The term sustainability is broad and complex concept that incorporates not only environmental but also social and economic consequences. At its heart, being sustainable is about durability… But in the long term the execution of sustainability should be seen the path to follow in order to generate positive impact while taking into consideration the triple balance between people, planet, and profit.
By 2050 we will need a planet that is 30% bigger in order to support the human race (if we continue growing at present rate)… which means that by 2100 we will need two planets! It’s clear that growth and development as we know it today cannot continue without some changes.
What does sustainability mean for the wine trade?

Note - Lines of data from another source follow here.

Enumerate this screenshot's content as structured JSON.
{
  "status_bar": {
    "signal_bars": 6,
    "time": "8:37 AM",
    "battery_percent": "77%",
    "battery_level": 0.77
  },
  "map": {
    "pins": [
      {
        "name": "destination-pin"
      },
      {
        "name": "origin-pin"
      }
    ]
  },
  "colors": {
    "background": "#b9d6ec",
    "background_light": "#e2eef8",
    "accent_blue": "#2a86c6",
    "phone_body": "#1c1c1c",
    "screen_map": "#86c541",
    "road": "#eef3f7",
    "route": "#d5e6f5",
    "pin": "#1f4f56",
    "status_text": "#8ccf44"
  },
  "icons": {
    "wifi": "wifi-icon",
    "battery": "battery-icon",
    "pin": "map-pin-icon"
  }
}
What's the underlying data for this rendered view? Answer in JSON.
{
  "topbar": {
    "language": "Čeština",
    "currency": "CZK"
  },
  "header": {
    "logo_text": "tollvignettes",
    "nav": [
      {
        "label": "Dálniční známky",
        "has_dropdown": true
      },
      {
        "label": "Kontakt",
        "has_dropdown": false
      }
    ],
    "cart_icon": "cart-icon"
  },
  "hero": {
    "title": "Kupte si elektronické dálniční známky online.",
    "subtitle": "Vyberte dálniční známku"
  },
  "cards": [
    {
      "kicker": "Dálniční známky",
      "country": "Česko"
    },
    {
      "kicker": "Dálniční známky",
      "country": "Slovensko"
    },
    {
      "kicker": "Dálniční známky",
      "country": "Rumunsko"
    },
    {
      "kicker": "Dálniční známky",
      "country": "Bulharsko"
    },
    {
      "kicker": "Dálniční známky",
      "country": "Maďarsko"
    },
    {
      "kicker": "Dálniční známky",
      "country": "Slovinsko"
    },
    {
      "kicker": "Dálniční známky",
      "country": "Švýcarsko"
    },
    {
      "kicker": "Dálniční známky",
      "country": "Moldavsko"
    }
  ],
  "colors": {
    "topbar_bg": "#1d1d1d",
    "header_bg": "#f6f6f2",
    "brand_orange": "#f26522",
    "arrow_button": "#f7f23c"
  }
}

Let’s start with the area we most commonly think about when speaking of sustainability: the environment. Organic, biodynamic, regenerative, and Integrated Pest Management (IPM) practices overlap and are part of sustainable agriculture, but not the whole picture…
In the vineyard, resource management, with careful use of water and chemicals are obvious ways to minimize environmental damage, preserve the soil quality, and protect biodiversity. Some of the practices being adopted are regeneration of the organic matter bringing biodiversity, the use of natural enemies against pests, and drip irrigation systems.
In the winery, renewable energy, waste management practices, circular economy initiatives, digital and new technologies, and eco-design standards can ensure that the glass, corks and all materials required for the winemaking process meet sustainability standards.
The wine industry has a social responsibility, to its employees, their families and wider communities, particularly in countries where health care, education, housing and the erosion of culture due to industrial expansion are issues. Other problems included gender inequality, which is strongly related to the long-standing traditional status of the wine industry, and the fact that small wineries and growers struggle to survive due to the increasing amount of consolidation in the wine industry.
In addition, the challenges of Covid have seen some wineries being forced to guarantee employment and income for their workers, where government support is lacking.
Lastly, economic viability balances profit with investment for the future and in order to run the economy and ensure the economic development of the wine industry, investment in social and environmental aspects are essential, as without healthy soils, vines and people, their businesses would have no longevity.
Alliance Wine, as a business, is aiming to contribute to the creation of positive impact in the wine industry with our products and services, and we are also helping our suppliers to become more and more resilient and sustainable, and encouraging them to create a more positive impact over time.